WHAT IS IT?
Movies show women in menopause fanning themselves or removing sweaters, asking whether the room is hot or is it them. They are using cooling techniques.
Hot flashes and night sweats can be triggered by small increases in body temperature. So, it makes sense that lowering your body temperature or preventing it from rising might help avoid them or help them end faster.
You, too, can try to bring your body temperature down a little when you have a hot flash or wake up hot at night. We cool and heat our bodies through the palms of our hands, the soles of our feet, our mouths and our scalps. Cold liquids can cool us off from the inside. Here are some cooling techniques to try.
During the day:
- Drink ice water to cool off – or iced tea/coffee, any cold beverage.
- Use a cold pack on your body. Holding one in your hand may help.
- Dress cool, and in layers that you can remove. Wear sleeveless blouses and natural fiber clothing that breathes, including light cotton pajamas or gowns. Avoid sweaters or other heavy material as your bottom layer.
- Don’t wear turtlenecks
- Do wear outer layers that are buttoned or with zippers so they can be easily removed
- Shawls also can be easily adjusted.
- Keep a hand or electric fan nearby.
- Lower the room temperature.
- Adjust your bedding. Use a lighter comforter or dual control electric blankets so you can turn your side down. Use layers so you can cast some off.
- Use a bed fan that blows air under the top sheet.
- Place a small fan on a table or stand next to your side of the bed.
- Stick arms or a foot outside the blanket to cool if you wake up hot.
- Put a cold pack under your pillow at night and turn the pillow when you need to cool off.
- Keep a pitcher of ice water at your bedside.

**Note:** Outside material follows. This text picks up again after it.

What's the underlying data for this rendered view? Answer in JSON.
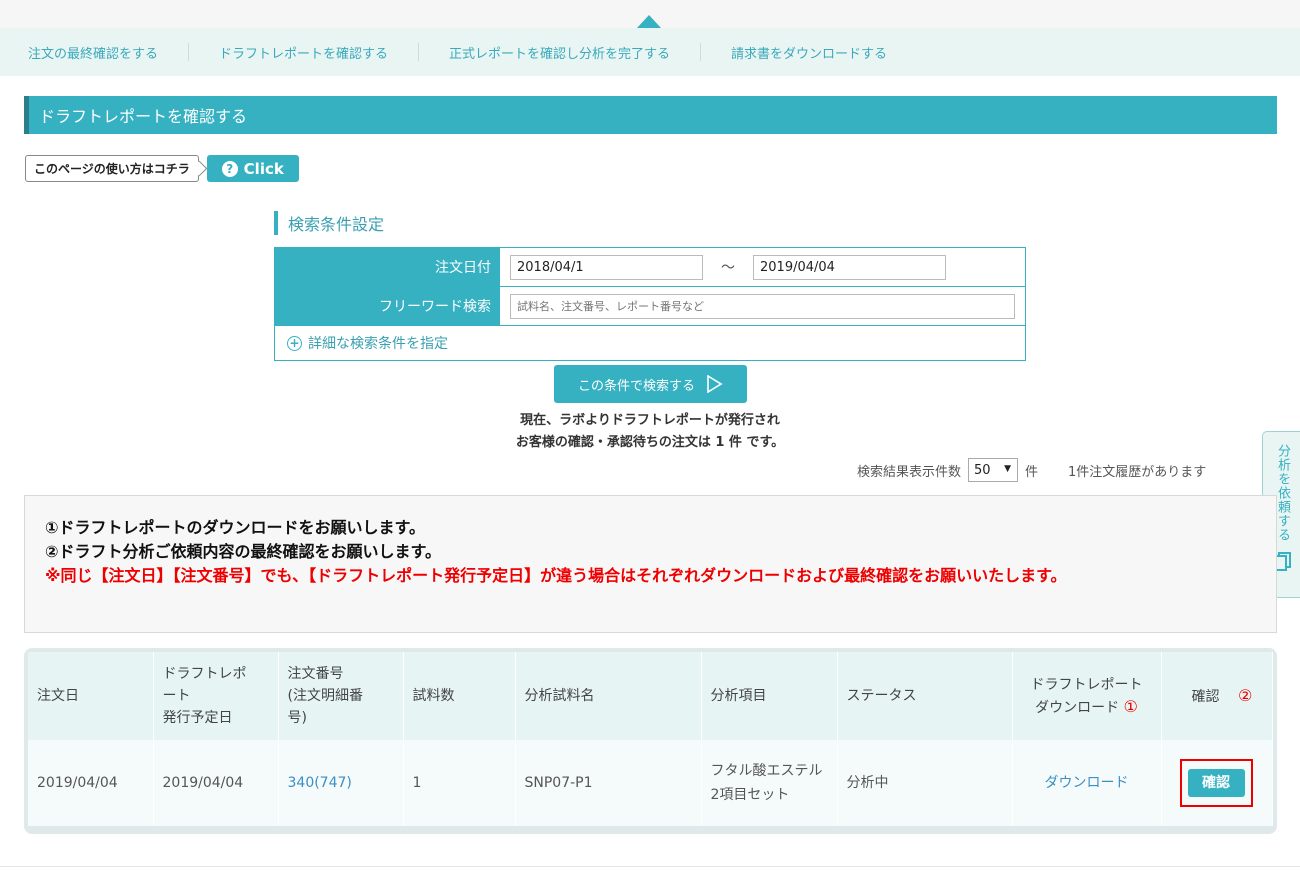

- Drink cold water if the night sweats wake you up.
- Take your shoes and socks off and put place your bare feet on a cool cement or tiled floor.

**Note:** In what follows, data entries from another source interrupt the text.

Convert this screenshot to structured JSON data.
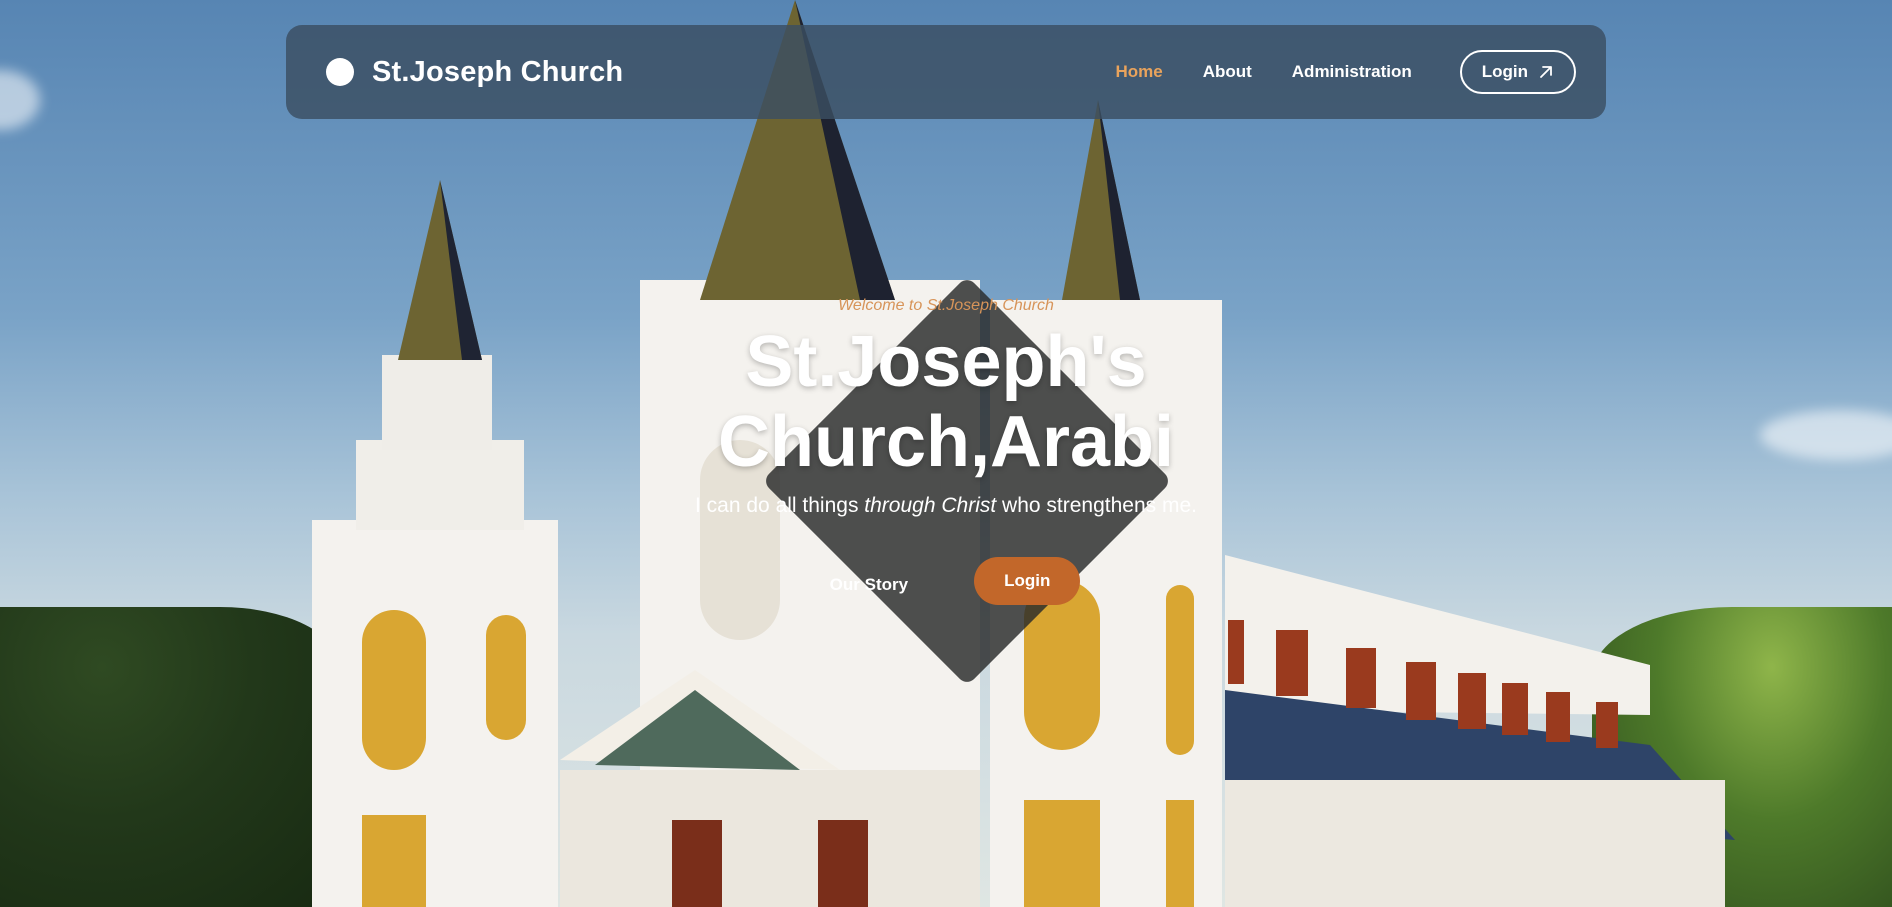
{
  "navbar": {
    "brand_name": "St.Joseph Church",
    "links": [
      {
        "label": "Home",
        "active": true
      },
      {
        "label": "About",
        "active": false
      },
      {
        "label": "Administration",
        "active": false
      }
    ],
    "login_label": "Login"
  },
  "hero": {
    "welcome": "Welcome to St.Joseph Church",
    "title_line1": "St.Joseph's",
    "title_line2": "Church,Arabi",
    "verse_part1": "I can do all things ",
    "verse_emphasis": "through Christ",
    "verse_part2": " who strengthens me.",
    "story_label": "Our Story",
    "login_label": "Login"
  },
  "colors": {
    "accent": "#e9a35c",
    "button": "#c2672a",
    "navbar_bg": "#3a4e61",
    "diamond_bg": "#282a2a"
  },
  "icons": {
    "brand": "white-circle-logo",
    "login_arrow": "arrow-up-right-icon"
  }
}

- Place the palms of your hands on a cool surface.
OUR BOTTOM LINE, DOES IT HELP?
DON’T KNOW. We really don’t know how well these techniques work, because no one has studied them. But they are easy to do and common sense says it’s worth trying them. There’s no down side. See if you can gain some control over your body temperature.

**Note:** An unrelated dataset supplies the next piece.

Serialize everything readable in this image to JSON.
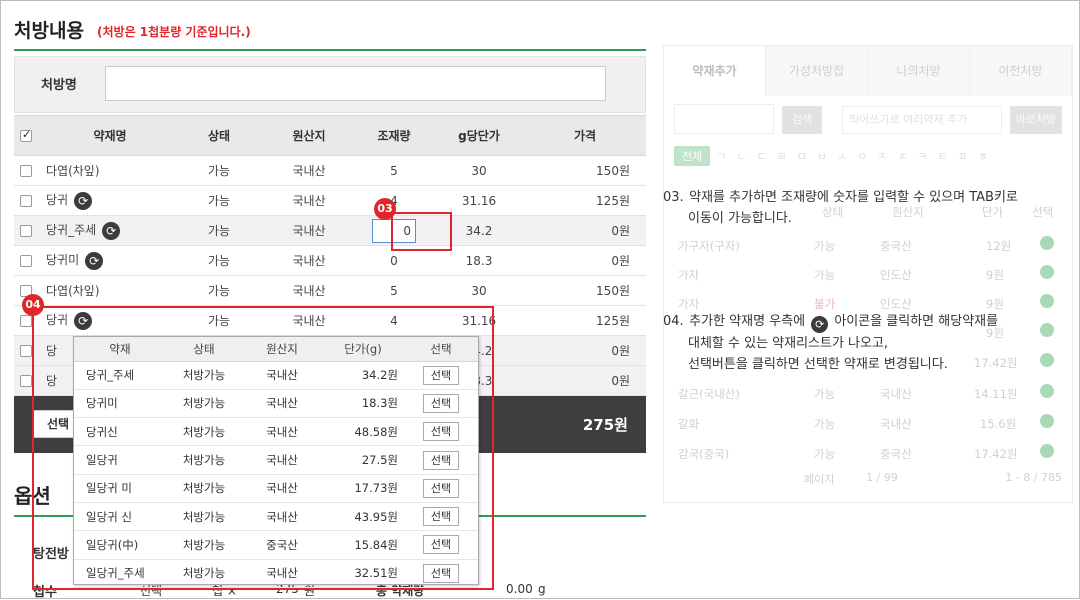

HOT FLASHES AND NIGHT SWEATS
POTENTIAL RISKS & SIDE EFFECTS
QUALITY OF LIFE EXPECTATIONS
IF I WANT TO TRY THIS TREATMENT WHAT ARE MY NEXT STEPS?
Try various cooling techniques to see if you can gain some control over your body temperature. Perhaps the hot episodes will not last as long. Perhaps you will avoid some hot flashes. You can easily combine cooling techniques with other approaches, too.
You might want to try tracking your hot flashes and any cooling techniques you use. This can help you figure out which ones help, and in which combinations.
Authors: Dr. Katherine Newton, & Dr. Leslie Snyder. Last reviewed February 15, 2021